Here is the side we are going to use for the rack to hang things. I've got enough scarves to make Steven Tyler seethe with envy so I need hooks and hang up opportunity or it's everywhere here. I'm into natural dyes but at the same time I love a good oily stain gleeming in the sun. So I stained the wood over and over with decaf coffee from work. We use Phoenix coffee and the rich leftover brew creates a wonderful dark stain. Combine it with a bit of black and then a coat of clear linseed oil for a nice deep sheen. Different woods are often used to make shipping pallets so sometimes you get a nice variation of flattened forest here. Recycled, of course.
Over the years, I have collected odd hardware. When I worked for a property company, they would often upgrade a suite and throw away all the old hardware. Eventually, even as a framer I would save odds and ends people would leave or throw away. A visit to a thrift store or a Habitat for Humanity ReStore can score your many old classic used and worn pieces to adorn anything you need to look urbantastical and authentically hip. Or leave your hardware in vinegar, water or wine. It does some weird stuff to look cool and the liquid is usable stain.
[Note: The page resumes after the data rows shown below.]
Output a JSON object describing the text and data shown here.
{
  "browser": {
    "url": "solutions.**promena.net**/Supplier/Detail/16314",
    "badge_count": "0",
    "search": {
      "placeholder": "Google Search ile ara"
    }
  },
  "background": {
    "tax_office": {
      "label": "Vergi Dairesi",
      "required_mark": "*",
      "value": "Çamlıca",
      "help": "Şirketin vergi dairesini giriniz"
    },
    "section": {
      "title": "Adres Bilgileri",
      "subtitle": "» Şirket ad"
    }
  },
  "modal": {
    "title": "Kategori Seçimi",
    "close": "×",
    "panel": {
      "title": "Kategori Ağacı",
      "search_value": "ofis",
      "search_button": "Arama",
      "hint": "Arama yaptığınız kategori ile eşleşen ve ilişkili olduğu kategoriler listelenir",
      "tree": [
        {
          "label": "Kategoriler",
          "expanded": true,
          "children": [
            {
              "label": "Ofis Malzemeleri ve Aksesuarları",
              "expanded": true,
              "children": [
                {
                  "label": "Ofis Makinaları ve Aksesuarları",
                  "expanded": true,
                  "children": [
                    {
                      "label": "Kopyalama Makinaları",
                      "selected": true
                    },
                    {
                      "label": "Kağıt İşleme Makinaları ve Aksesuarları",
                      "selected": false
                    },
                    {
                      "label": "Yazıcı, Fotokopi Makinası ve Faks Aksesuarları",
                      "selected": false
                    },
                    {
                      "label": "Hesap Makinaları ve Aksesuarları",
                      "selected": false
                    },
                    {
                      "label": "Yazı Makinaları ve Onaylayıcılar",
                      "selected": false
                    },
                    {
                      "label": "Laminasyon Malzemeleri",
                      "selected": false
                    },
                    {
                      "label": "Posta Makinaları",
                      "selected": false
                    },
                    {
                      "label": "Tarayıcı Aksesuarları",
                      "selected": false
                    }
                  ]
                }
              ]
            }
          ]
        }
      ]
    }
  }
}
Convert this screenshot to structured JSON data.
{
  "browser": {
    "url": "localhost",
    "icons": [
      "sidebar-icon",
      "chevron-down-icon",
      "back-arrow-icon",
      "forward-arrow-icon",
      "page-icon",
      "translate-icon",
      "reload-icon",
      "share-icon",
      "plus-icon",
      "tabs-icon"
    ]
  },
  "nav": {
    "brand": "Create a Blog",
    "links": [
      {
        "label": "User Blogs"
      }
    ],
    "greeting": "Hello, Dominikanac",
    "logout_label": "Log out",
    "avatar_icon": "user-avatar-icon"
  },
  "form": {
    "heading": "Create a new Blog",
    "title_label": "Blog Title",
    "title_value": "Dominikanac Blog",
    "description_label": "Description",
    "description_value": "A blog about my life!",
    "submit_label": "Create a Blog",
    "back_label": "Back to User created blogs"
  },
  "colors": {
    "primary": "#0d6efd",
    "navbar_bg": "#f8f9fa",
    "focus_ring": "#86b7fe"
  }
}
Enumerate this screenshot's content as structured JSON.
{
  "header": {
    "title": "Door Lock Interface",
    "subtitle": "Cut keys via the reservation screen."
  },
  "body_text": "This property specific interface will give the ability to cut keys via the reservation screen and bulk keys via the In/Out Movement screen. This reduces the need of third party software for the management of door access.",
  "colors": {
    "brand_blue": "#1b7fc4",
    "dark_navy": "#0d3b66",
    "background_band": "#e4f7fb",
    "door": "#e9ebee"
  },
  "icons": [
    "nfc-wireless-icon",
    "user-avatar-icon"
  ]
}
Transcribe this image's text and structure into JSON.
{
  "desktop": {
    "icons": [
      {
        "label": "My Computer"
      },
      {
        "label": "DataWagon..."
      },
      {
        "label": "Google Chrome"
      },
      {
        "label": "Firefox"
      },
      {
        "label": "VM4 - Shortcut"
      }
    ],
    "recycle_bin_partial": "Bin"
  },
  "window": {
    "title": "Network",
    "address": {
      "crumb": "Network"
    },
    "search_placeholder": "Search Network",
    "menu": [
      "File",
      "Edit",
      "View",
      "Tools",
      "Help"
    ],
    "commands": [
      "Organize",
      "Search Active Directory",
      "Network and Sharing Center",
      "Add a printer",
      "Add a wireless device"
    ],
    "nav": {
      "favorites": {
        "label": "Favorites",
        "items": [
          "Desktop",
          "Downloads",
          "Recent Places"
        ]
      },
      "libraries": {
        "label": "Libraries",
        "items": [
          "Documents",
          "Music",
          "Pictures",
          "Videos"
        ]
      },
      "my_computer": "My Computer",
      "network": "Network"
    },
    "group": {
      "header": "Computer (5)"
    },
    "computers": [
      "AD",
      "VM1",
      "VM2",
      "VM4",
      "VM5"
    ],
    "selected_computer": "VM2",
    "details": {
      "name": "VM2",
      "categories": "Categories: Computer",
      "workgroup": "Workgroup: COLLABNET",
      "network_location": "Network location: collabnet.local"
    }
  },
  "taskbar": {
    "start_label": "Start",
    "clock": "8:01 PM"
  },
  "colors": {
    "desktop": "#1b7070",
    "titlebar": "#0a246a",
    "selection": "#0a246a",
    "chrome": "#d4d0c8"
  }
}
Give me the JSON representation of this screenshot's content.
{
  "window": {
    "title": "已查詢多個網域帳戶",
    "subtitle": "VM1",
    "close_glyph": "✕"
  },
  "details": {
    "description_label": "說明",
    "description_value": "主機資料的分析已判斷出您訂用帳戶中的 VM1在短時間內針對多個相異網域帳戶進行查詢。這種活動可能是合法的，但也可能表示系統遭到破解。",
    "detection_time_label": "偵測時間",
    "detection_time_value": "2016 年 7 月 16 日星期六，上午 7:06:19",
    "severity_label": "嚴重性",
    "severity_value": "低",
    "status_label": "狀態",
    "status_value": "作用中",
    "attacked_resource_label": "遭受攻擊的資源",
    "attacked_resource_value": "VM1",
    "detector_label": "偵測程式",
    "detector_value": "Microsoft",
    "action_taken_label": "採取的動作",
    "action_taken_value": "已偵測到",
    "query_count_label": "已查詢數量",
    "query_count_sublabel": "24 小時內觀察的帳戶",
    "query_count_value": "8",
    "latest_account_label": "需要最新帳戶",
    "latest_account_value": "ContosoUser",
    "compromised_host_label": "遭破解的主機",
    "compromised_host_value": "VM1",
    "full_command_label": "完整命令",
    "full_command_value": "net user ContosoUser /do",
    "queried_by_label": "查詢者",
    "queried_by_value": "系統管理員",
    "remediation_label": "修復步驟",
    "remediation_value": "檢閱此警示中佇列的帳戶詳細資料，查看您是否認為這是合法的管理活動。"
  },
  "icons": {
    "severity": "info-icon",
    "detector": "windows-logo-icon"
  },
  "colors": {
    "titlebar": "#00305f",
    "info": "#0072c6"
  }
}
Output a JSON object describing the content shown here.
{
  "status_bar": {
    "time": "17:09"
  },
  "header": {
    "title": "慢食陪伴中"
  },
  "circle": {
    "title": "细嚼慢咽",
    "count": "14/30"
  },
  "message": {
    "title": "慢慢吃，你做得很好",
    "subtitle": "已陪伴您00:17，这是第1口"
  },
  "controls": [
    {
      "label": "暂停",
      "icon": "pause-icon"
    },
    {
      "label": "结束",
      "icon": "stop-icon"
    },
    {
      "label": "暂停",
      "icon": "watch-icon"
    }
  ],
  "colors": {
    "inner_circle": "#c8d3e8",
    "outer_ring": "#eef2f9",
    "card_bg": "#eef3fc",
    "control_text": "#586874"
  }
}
Before gluing the wood to the frame, I had hammered a few holes into the wood to twist some hooks of all shapes, sizes and colors when completed. I also installed a must larger eyescrew in the back and heavier wire to install it on a concrete brick wall. So far it hasn't ripped out of the wall but we'll see how long that lasts when someone else uses it.
Crafty moment climax ! So all the scarves, coats, dog leashes, collars, bike lock, umbrellas, all the crap I can't figure out where to go when I have no closet are hung up. HUNG UP. Some glue, hooks and wire makes a nice wooden wall piece functional, recyclable and easy to reuse in the future. ( table top, card holder with bread pans, pot rack, etc ).